Task details
Scan the records for the string "赶紧去看看吧" and copy every line that holds it.

Information supplied
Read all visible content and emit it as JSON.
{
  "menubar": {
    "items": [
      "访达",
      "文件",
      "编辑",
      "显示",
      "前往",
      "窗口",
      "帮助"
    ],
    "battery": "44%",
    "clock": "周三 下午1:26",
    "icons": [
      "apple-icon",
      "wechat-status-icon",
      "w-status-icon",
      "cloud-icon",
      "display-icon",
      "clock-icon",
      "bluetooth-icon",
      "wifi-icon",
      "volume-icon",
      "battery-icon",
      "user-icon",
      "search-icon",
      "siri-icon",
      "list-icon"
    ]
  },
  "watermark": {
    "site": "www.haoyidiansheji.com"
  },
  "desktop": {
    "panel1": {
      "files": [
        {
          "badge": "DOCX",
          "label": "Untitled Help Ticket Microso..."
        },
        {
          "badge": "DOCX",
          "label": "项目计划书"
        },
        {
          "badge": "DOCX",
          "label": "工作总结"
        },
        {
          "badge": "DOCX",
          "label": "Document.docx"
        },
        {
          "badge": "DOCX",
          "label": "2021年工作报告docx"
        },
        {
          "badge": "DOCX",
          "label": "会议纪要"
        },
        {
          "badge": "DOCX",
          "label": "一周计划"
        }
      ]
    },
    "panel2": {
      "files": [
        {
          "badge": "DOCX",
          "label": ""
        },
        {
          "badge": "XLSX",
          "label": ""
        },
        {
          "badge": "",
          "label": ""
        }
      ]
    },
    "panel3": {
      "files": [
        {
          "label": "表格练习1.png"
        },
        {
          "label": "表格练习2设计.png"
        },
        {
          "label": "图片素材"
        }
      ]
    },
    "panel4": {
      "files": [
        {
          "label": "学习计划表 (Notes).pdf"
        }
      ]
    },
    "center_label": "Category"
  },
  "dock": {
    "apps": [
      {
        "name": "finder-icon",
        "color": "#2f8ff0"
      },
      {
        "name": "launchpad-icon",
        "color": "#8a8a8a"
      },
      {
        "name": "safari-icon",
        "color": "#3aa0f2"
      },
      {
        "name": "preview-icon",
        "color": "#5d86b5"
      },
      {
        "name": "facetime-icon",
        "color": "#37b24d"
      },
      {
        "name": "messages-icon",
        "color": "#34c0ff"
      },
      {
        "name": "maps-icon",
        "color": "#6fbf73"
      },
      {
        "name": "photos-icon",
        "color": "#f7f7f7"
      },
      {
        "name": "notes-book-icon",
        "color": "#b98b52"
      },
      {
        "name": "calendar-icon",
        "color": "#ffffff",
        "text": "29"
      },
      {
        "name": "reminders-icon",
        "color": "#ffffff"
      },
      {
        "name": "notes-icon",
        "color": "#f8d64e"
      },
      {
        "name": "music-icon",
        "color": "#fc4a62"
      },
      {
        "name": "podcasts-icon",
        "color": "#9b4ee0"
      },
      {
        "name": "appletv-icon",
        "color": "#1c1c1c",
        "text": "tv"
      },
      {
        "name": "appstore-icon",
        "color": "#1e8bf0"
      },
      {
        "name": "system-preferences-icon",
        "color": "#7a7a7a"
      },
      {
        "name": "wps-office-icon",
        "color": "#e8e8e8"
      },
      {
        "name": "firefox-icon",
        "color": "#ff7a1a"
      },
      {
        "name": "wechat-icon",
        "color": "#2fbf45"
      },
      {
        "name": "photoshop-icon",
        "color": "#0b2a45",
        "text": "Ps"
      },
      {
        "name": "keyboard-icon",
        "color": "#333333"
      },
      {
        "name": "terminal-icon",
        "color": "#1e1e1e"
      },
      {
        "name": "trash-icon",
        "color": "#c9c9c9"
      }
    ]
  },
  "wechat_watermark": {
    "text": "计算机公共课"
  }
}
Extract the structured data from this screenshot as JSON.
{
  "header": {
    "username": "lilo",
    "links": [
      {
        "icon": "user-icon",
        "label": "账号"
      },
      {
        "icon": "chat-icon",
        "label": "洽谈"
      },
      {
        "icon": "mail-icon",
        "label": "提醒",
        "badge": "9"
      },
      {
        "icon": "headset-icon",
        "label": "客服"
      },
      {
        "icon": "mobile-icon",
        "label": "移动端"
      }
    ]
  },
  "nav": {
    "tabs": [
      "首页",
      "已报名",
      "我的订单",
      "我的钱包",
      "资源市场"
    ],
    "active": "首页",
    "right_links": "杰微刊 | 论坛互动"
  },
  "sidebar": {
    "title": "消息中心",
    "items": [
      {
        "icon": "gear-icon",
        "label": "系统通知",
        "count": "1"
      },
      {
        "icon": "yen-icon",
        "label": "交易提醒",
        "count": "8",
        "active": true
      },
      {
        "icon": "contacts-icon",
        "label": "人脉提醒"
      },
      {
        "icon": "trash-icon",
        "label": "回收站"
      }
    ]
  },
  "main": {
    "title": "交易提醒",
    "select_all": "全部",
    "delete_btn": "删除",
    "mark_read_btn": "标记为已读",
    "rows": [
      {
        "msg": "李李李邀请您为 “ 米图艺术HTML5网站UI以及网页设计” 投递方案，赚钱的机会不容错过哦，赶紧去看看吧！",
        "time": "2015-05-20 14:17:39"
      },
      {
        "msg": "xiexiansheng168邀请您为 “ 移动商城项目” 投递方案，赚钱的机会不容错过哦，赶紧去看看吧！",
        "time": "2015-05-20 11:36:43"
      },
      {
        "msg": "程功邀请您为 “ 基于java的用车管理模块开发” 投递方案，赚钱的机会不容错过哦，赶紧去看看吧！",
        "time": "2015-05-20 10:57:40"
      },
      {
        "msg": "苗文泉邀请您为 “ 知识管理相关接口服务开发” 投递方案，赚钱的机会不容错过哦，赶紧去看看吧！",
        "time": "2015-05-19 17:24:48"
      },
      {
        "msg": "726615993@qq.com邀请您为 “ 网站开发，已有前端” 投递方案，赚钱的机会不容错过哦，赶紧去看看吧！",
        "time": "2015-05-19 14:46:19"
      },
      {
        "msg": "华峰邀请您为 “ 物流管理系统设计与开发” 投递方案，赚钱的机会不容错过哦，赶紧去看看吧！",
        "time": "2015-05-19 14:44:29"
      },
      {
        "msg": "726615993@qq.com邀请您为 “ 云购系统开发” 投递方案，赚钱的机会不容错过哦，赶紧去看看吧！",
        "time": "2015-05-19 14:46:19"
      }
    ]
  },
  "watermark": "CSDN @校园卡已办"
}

Answer to the problem
        "msg": "李李李邀请您为 “ 米图艺术HTML5网站UI以及网页设计” 投递方案，赚钱的机会不容错过哦，赶紧去看看吧！",
        "msg": "xiexiansheng168邀请您为 “ 移动商城项目” 投递方案，赚钱的机会不容错过哦，赶紧去看看吧！",
        "msg": "程功邀请您为 “ 基于java的用车管理模块开发” 投递方案，赚钱的机会不容错过哦，赶紧去看看吧！",
        "msg": "苗文泉邀请您为 “ 知识管理相关接口服务开发” 投递方案，赚钱的机会不容错过哦，赶紧去看看吧！",
        "msg": "726615993@qq.com邀请您为 “ 网站开发，已有前端” 投递方案，赚钱的机会不容错过哦，赶紧去看看吧！",
        "msg": "华峰邀请您为 “ 物流管理系统设计与开发” 投递方案，赚钱的机会不容错过哦，赶紧去看看吧！",
        "msg": "726615993@qq.com邀请您为 “ 云购系统开发” 投递方案，赚钱的机会不容错过哦，赶紧去看看吧！",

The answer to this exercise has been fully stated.